CINNAMON FILLING TIME
You can prepare this while you wait for the dough to sit if you'd like. It's fast and easy. Combine the brown sugar and cinnamon in a bowl and in a separate bowl break up the butter into little bits. Or if it's not softened, you can just melt it. Whatever works. Use a pastry brush or something similar and spread that butter all over the flat rectangle of dough. Then take the cinnamon/brown sugar mixture and smother it. If you think you're putting too much on, you probably are. Depending on the size of your rectangle, you probably won't need to use it all. Finally, start lengthwise and roll that little bugger up, being careful not to roll it too tightly or when they start to bake and rise the centers will pop up and go wild. Unless you're into that kind of thing. Then be my guest. Pinch the top flap of the dough to the rest of the roll so it stays fastened. This can be frustrating but give it a shot, it'll pay off. Now you're going to score them. Take a serrated knife and mark a little cut right in the middle of the roll. Then divide each half into two, and each quarter into three - making a total of 12 rolls. You can really do this anyway you'd like, but this turned out really well for me. Apply pressure to the knife and cut right through at each slit, being careful not to squash the filling all out on the sides. If it happens, it happens. But the more of that gooey yums that stays inside, the better. Arrange these in a greased 13x9x2 baking sheet (the kind you'd use for a cake) and make sure they aren't quite touching each other or the sides. Cover and let them sit somewhere warm for 1 HOUR. CAUTION: WAITING THIS LONG WILL BE THE HARDEST PART. They need time to rise and get fluffy.
After an hour, pop those in your 350 degree pre-heated oven for 20-25 minutes or until the tops are golden to your liking. When there's about five minutes to go you can make THIS:
Combine the butter and cream cheese, melt it a bit if you have to. It needs to be all squished together. Then add the cup of powdered sugar and vanilla and stir it all up until it looks like frosting. Now as soon as those puppies come out of the oven smother that frosting all over every single one of them. Cinnamon rolls do not tolerate inhibitions, especially in the frosting sector. Every one will be goopy and drizzly and perfectly scrumptious. And make sure you eat one right when they come out. This will be the best one, no matter what anyone else says. And if you can savor it alone, or with a special someone, then do that. It will be entirely worth the privacy.
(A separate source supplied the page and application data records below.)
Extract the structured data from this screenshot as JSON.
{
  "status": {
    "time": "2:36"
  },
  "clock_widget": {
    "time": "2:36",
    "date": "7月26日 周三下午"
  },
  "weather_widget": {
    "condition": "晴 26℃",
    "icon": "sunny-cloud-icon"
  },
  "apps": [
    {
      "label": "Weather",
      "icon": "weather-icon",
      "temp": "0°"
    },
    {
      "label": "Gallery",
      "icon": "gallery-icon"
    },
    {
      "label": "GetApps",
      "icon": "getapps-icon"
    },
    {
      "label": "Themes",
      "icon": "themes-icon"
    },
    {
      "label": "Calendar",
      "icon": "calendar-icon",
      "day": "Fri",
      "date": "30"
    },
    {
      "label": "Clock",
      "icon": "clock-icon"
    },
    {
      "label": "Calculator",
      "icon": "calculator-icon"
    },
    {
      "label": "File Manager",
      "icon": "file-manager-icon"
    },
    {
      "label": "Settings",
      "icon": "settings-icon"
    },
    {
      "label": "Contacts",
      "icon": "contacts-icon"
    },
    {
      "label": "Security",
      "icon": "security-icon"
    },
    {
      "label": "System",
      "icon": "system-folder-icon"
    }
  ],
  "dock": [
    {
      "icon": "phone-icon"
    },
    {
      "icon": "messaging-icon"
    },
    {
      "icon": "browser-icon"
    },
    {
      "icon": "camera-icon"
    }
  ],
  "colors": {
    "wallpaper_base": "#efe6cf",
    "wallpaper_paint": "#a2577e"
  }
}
*Also, you can totally make these up to the point where you're about the bake them and FREEZE them or refrigerate them for up to a month. Just cover the tray with plastic wrap and chill. Try and bring them to room temp before you bake them though, so they can bake evenly.
Well guys, there you go. My first attempt at a blogging recipe. I hope this works out for all of you. And I hope you try it. You should.
Signing out (with a belly full of cinnamon rolls),